Leopard frogs live in areas across North America, most species instantly recognizable by their spotted skin, reminiscent of the leopard's fur pattern. Several species of leopard frogs exist, but most eat the same types of foods as babies, when they're mostly herbivores, that they do as adults, when they stick to meat for dinner.
Types of Leopard Frogs
Among the various species of leopard frogs in North America, most have the same diet when they're tadpoles and afterward, but only until they mature into adults. The species have only slight differences, set apart mostly by geographic range. All live near water most of the year, but they venture away to hunt in warm weather. The females are smaller than the males in all species. Northern leopard frogs inhabit Canada and the northernmost states, and they are typically green with brown spots. Males top out at about 3 1/2 inches. Plains leopard frogs, which live in areas such as South Dakota and parts of Colorado, are stockier and slightly larger, with a maximum length of 3 3/4 inches. They tend to be brown with dark brown spots. The Rio Grande species leans from gray to green in color, with males growing up to 4 1/4 inches. Southern leopard frogs, also called Florida leopard frogs, have a main distinguishing characteristic: they don't have the wide digital pads on their toes. Living mostly along the Eastern seaboard and as far west as Kentucky and Illinois, they are slender and usually green or brown with dark brown spots. The males can grow slightly larger than 3 inches long.
Leopard frog tadpoles take 70 to 110 days, typically, before they turn into froglets ready to leave the water. Tadpoles are technically frog babies, hatching from eggs and swimming underwater until they develop fully functioning legs and lose their gills and tails. They survive mostly on algae, diatoms and tiny inorganic particles found floating in the water.
When leopard frogs emerge from the water, they are fully formed frogs but much smaller than adults. They typically grow for up to three years before adulthood. These froglets don't survive on aquatic plant matter anymore, but they aren't ready for a full adult diet. Leopard frogs are fierce hunters, but they must go for size-appropriate prey. Most juveniles stick to insects, spiders, earthworms and other easy prey such as slugs and snails.
All that hunting as teenagers helps leopard frogs prepare for bigger prey. They aren't very picky, eating nearly anything that fits in their mouths. This includes the same fare as teens, but they aren't limited to invertebrates. Adult leopard frogs also eat creatures such as snakes, other frogs, small birds, mice and crawfish.
- National Geographic: Northern Leopard Frog

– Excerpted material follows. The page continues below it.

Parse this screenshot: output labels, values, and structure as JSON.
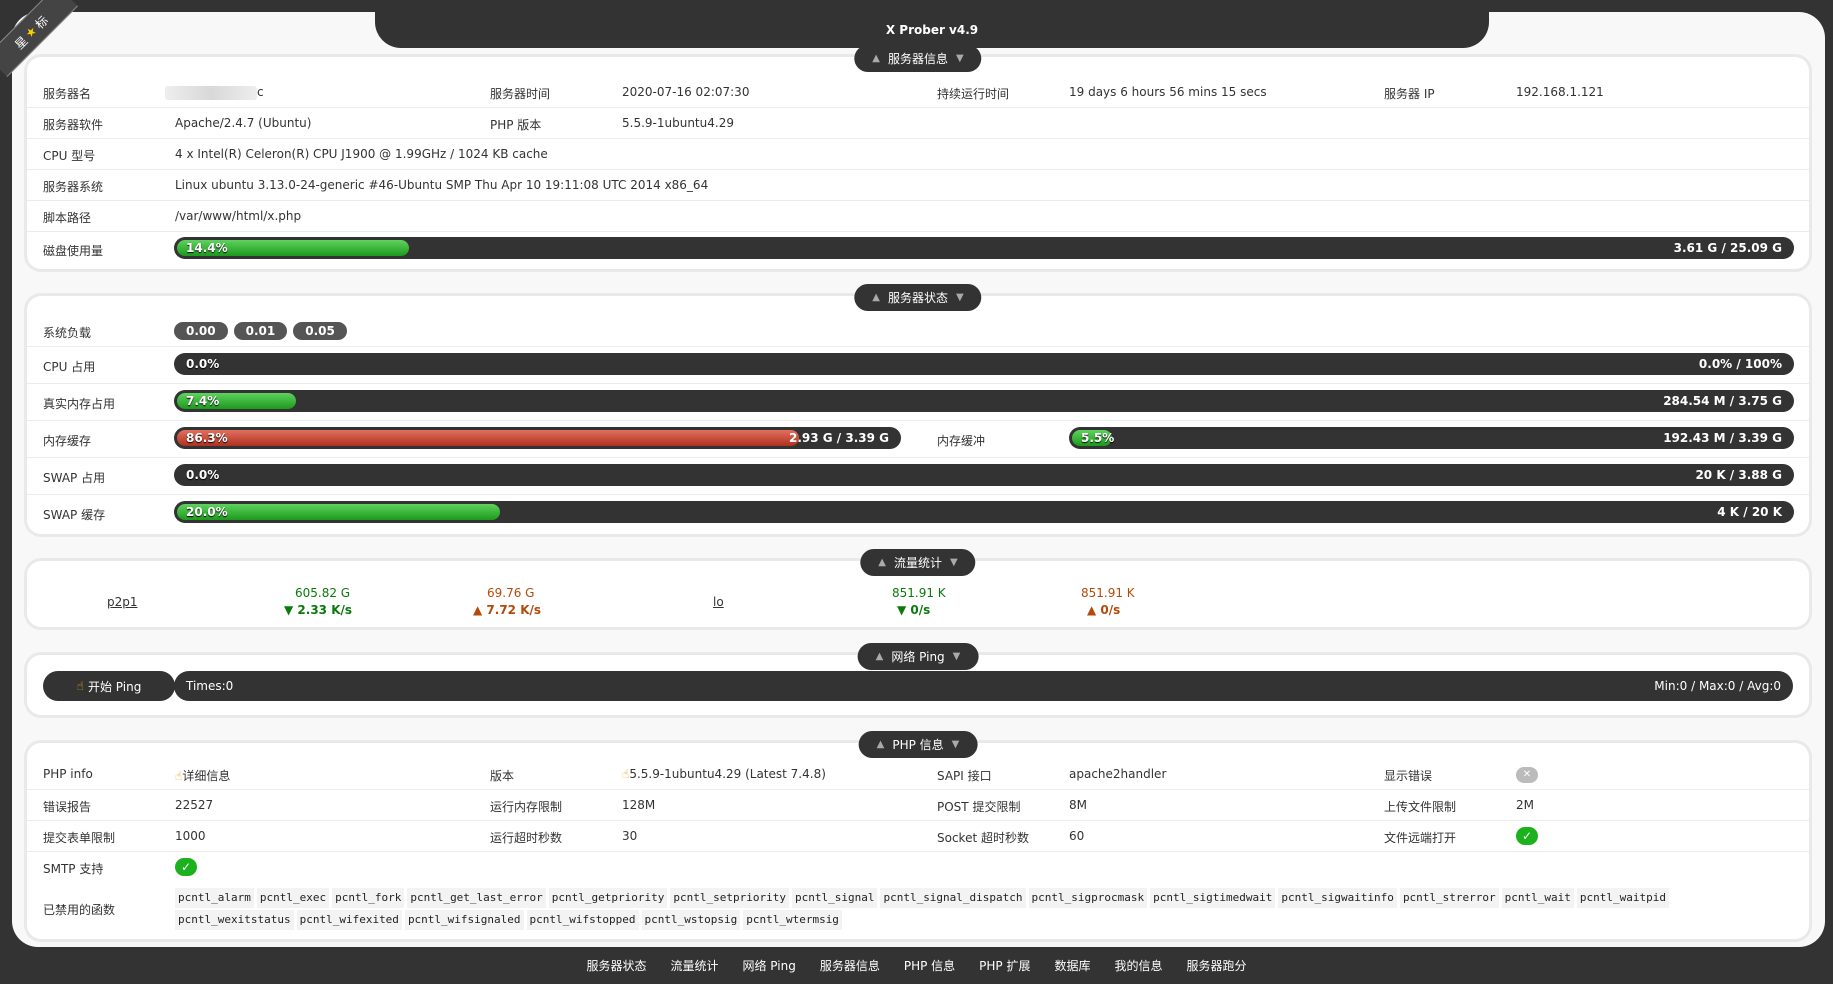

- Nature North: Leopard Frog
- BioKids: Northern Leopard Frog
- Animal Diversity Web: Lithobates Blairi Plains Leopard Frog
- Animal Diversity Web: Lithobates Berlandieri Rio Grande Leopard Frog
- Animal Diversity Web: Lithobates Sphenocephalus Sphenocephalus Florida Leopard Frog